Featured Article

CME Changing the Rules for Players

dondawson
Don Dawson
Instructor

Change, it’s the only constant in life.  And as a professional trader it is our responsibility to keep up with the changes.  Sometimes we can explain change and other times we cannot, but what matters is how this change will impact us.

Free Trading WorkshopTrading Futures involves keeping informed of change that may affect your bottom line, profits.  In this article I would like to address some change coming to the Futures markets that may or may not impact your trading depending on if you trade these particular products.  Even if you do not trade these products, I am trying to get you to pay attention to more than just your charts when it comes to trading.  There is a whole world of events happening in the Futures markets outside your charts that can be beneficial or detrimental to your trading account.

The first change involves a market that trades on the Chicago Mercantile Exchange Group (CMEGroup) and relates to new trading hours.  Normally contract specifications do not change frequently for a Futures contract.  That is why when it does change you need to pay attention.

Not long ago the CMEGroup changed the trading hours for the Livestock market (Live Cattle, Lean Hogs and Feeder Cattle).  The Exchange was unable to provide sufficient liquidity during the extended trading hours (ETH) after the market closed the day session.  This led to the Commercial traders complaining there was insufficient liquidity for filling their hedge orders.  Now the Livestock market has a fragmented, abbreviated trading session.

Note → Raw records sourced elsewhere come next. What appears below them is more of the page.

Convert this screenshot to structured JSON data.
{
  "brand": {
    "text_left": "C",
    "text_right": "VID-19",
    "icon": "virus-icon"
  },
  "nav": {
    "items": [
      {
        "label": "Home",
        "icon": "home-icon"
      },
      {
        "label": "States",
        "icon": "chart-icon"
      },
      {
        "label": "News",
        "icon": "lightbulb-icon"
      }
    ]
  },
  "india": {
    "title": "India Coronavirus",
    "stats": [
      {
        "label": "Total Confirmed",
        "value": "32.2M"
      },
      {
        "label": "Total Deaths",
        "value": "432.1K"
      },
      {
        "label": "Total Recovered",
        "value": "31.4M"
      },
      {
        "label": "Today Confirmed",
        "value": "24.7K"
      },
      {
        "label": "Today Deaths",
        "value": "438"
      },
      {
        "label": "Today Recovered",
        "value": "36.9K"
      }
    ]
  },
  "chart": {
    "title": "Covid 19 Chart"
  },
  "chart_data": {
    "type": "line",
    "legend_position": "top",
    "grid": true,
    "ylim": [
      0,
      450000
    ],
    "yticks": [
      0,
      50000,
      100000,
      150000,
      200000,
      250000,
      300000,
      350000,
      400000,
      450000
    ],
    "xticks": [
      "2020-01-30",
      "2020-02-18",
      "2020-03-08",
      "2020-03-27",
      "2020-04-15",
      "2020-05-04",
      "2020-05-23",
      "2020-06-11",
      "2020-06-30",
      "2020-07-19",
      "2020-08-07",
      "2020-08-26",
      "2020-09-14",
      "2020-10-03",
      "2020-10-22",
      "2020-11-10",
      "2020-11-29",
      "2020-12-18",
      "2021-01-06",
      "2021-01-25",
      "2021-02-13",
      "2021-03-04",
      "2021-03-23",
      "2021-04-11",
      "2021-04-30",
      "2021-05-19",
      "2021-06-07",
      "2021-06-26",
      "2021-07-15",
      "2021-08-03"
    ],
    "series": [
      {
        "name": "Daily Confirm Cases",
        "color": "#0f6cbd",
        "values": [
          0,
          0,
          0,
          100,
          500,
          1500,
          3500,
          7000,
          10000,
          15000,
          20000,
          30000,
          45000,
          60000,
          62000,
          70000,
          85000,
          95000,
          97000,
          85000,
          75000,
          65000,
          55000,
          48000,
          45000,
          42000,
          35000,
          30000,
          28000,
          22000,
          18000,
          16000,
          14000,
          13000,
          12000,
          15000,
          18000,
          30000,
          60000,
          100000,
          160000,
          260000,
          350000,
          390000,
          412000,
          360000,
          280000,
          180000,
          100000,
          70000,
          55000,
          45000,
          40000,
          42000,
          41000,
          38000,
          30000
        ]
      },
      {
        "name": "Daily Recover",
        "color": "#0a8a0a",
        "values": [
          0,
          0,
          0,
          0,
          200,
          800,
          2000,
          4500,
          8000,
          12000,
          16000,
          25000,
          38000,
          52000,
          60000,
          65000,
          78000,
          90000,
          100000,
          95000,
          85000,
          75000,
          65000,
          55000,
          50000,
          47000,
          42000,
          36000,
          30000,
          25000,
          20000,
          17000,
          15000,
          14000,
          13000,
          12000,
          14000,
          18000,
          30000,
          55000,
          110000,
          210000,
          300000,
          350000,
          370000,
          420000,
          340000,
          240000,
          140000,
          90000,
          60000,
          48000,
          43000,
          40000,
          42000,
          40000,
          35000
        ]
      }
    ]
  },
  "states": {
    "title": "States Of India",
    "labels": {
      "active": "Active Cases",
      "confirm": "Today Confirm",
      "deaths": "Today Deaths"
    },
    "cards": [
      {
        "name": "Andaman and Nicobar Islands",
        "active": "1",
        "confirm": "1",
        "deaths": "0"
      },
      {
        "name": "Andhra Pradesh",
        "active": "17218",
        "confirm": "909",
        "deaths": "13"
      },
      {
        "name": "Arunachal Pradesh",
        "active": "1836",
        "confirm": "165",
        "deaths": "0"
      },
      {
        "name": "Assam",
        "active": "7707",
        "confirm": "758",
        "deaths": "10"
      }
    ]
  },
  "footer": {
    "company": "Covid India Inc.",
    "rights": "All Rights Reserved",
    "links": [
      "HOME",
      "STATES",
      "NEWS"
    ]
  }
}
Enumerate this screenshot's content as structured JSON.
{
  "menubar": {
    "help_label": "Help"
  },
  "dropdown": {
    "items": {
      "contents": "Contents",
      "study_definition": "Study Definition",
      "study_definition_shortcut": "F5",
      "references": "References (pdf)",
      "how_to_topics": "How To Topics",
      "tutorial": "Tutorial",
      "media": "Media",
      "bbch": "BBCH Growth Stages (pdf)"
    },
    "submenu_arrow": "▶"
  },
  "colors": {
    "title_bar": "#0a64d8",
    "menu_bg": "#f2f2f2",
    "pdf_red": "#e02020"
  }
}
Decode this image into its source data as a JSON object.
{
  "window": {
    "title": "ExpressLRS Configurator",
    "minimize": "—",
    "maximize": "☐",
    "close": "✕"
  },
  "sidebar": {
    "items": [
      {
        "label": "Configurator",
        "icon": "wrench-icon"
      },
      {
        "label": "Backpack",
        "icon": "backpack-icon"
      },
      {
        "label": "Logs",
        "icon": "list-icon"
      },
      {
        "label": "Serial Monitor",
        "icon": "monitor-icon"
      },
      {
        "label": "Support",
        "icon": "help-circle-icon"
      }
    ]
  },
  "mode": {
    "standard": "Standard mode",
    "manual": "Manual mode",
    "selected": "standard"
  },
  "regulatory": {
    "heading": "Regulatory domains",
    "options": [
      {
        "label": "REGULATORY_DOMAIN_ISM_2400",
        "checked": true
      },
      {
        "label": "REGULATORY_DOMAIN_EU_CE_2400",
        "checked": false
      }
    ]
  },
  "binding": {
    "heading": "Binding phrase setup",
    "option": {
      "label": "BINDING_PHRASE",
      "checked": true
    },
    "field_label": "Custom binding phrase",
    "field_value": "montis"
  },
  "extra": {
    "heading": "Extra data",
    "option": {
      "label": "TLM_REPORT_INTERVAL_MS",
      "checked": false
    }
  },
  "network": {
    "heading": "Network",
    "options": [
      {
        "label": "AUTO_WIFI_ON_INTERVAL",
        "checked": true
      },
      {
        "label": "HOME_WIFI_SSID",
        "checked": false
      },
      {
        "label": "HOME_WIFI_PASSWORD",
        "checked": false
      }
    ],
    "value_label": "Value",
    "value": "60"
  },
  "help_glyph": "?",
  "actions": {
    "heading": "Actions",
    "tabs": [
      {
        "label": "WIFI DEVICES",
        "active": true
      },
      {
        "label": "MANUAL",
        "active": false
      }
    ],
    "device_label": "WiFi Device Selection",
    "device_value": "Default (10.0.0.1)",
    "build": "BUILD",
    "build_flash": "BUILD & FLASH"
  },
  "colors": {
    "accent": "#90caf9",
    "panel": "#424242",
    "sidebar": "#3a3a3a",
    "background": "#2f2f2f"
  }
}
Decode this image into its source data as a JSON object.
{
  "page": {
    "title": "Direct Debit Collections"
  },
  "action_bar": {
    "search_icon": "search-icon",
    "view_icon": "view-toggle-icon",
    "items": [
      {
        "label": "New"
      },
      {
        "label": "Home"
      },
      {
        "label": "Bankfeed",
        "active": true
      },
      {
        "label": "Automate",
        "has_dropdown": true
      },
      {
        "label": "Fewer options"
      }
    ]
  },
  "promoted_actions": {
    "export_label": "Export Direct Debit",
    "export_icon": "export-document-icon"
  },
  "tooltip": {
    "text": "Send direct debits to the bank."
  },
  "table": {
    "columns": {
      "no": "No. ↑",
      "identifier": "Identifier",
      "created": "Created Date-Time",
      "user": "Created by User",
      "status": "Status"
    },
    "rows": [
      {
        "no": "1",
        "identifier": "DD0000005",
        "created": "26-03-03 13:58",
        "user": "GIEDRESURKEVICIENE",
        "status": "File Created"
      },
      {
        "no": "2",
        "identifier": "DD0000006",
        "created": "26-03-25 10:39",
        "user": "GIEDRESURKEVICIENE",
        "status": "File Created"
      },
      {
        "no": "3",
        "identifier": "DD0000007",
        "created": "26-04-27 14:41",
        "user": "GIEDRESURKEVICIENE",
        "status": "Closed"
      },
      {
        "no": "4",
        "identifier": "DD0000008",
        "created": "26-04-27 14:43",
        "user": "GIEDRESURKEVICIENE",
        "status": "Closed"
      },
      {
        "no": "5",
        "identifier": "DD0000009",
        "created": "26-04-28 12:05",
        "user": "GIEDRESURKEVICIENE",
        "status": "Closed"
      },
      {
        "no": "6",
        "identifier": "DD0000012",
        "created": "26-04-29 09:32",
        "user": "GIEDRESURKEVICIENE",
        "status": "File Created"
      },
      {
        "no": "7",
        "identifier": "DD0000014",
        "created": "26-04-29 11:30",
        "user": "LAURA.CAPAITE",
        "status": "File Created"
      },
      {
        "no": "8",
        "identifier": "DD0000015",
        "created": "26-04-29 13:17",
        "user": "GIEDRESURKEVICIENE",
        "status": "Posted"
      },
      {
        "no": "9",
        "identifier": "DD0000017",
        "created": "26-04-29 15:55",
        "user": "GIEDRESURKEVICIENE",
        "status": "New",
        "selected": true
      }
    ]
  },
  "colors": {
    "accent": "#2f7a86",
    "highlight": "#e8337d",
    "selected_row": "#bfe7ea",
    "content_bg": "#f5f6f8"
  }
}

If you were to look at a chart of the Livestock markets prior to this session time change, you would see very few gaps on the daily chart due to the long trading hours.  Today, with the abbreviated sessions and the market closed for 17 hours each day, we see gaps almost daily.  Do these hours sound familiar?  They should because the Stock market is closed for 17 hours per day and only trades for 7 hours per day.  Do Stocks have many gaps?

The recent market that will have shortened trading hours will be the Lumber market.  On December 14, 2015 these new hours will go into effect.  While I would not recommend you trade this market it is still a great market to chart to help monitor economic activity.  Lumber is a contract of trading 110,000 board feet of 2×4’s used for residential and commercial construction projects.

Changes to Lumber Futures & Options Trading Hours
All times Central Time (CT)

The CME Group changes trading hours for lumber futures and options

There seems to be a trend for the CMEGroup to be going to a 7 hour trading day during the highest volume session.  What does this tell you as a trader?  Perhaps you should be looking to do the same.  Liquidity is needed to reduce risk and allow for better trade executions.  Regardless of the market you trade there will always be a time of day with the most volume. You should be focusing your trading during these periods as well.

The next change will impact traders of the Euro Currency market.  On January 10, 2016, the minimum price increment will go from .0001 to .00005.  Just what we needed, one more decimal place.  The Japanese Yen had done this same thing earlier in the year.  The change will now impact the minimum tick dollar volume as well.  Currently for each .0001 tick change the net result is US $12.50.  With the new change the minimum tick dollar value will be US $6.25.

Effective January 10, 2016

The CME changes the minimum price increment for the Euro Currency Market

The contract size will remain exactly the same at 125,000 Euros as will the trading hours.

These changes might not make sense to a trader, but there is nothing we can do but adapt to these new rules.

Don Dawson

Disclaimer
This newsletter is written for educational purposes only. By no means do any of its contents recommend, advocate or urge the buying, selling or holding of any financial instrument whatsoever. Trading and Investing involves high levels of risk. The author expresses personal opinions and will not assume any responsibility whatsoever for the actions of the reader. The author may or may not have positions in Financial Instruments discussed in this newsletter. Future results can be dramatically different from the opinions expressed herein. Past performance does not guarantee future results. Reprints allowed for private reading only, for all else, please obtain permission.